We will be at the park until 5 PM. We will be giving out flyers and talking to people about who Puerto Rican political prisoner Oscar López Rivera is. We will also be educating the public about Puerto Rico’s colonial relationship with the government of the United States (US).

Most people don’t know that every year, usually on the Monday after Fathers’ Day, the United Nations holds its hearing about the decolonization of Puerto Rico. The petitioners will usually join our protest after this meeting.

The UN determined in 1960 that colonialism is a crime against humanity. Since then, the UN has issued 33 resolutions asking for the US government to immediately decolonize Puerto Rico. The US government has ignored these resolutions. What kind of democracy is that?

The US government tries to keep these hearings a secret. What we are trying to do is to get them out of the closet. The UN is in its 3rd decade trying to make the world colony-free. Please help us!

Most people also don’t know that the United States government takes out 14 times more money than what it invests in Puerto Rico. But, that is what colonies are for!

This savage exploitation impedes Puerto Rico’s ability to provide opportunities for Puerto Ricans in Puerto Rico. That is why there are now more Puerto Ricans living away from Puerto Rico than in their homeland.

Oscar López Rivera has been incarcerated for 34 years for his struggle to decolonize Puerto Rico. Since colonialism is an international crime, international law gives Oscar the right to use whatever means necessary to decolonize his homeland. Nelson Mandela was incarcerated for 27 years for doing the same thing as Oscar.
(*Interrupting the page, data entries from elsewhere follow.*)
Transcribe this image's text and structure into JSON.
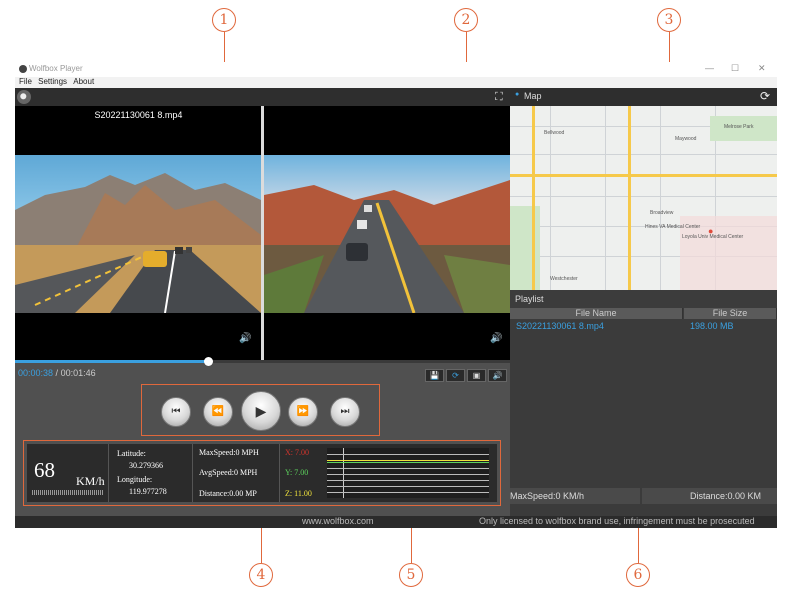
{
  "callouts": [
    "1",
    "2",
    "3",
    "4",
    "5",
    "6"
  ],
  "window": {
    "title": "Wolfbox Player",
    "minimize": "—",
    "maximize": "☐",
    "close": "✕"
  },
  "menu": [
    "File",
    "Settings",
    "About"
  ],
  "player": {
    "filename": "S20221130061 8.mp4",
    "current_time": "00:00:38",
    "separator": " / ",
    "total_time": "00:01:46",
    "progress": 0.39,
    "volume_icon": "🔊",
    "fullscreen_icon": "⛶"
  },
  "mini_tools": [
    "💾",
    "⟳",
    "▣",
    "🔊"
  ],
  "controls": {
    "prev": "⏮",
    "rewind": "⏪",
    "play": "▶",
    "forward": "⏩",
    "next": "⏭"
  },
  "telemetry": {
    "speed": "68",
    "speed_unit": "KM/h",
    "lat_label": "Latitude:",
    "lat_value": "30.279366",
    "lon_label": "Longitude:",
    "lon_value": "119.977278",
    "max_speed": "MaxSpeed:0 MPH",
    "avg_speed": "AvgSpeed:0 MPH",
    "distance": "Distance:0.00 MP",
    "x": "X: 7.00",
    "y": "Y: 7.00",
    "z": "Z: 11.00",
    "colors": {
      "x": "#d0342c",
      "y": "#5dd35d",
      "z": "#f0e23c"
    }
  },
  "footer": {
    "site": "www.wolfbox.com",
    "notice": "Only licensed to wolfbox brand use, infringement must be prosecuted"
  },
  "map": {
    "title": "Map",
    "refresh_icon": "⟳",
    "labels": [
      "Bellwood",
      "Maywood",
      "Broadview",
      "Westchester",
      "Loyola Univ Medical Center",
      "Hines VA Medical Center",
      "Melrose Park"
    ]
  },
  "playlist": {
    "title": "Playlist",
    "columns": [
      "File Name",
      "File Size"
    ],
    "rows": [
      {
        "name": "S20221130061 8.mp4",
        "size": "198.00 MB"
      }
    ],
    "max_speed": "MaxSpeed:0 KM/h",
    "distance": "Distance:0.00 KM"
  }
}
This is why we say, Oscar López Rivera is our Nelson Mandela!

United Partners for Puerto Rico Decolonization invites the public to be part of the tsunami of people that will be necessary to make the US government comply with the UN resolutions. These annual protests in Puerto Rico and at the UN are absolutely necessary, because, those who maintain colonies, don’t believe in justice for all!

Jose M Lopez Sierra,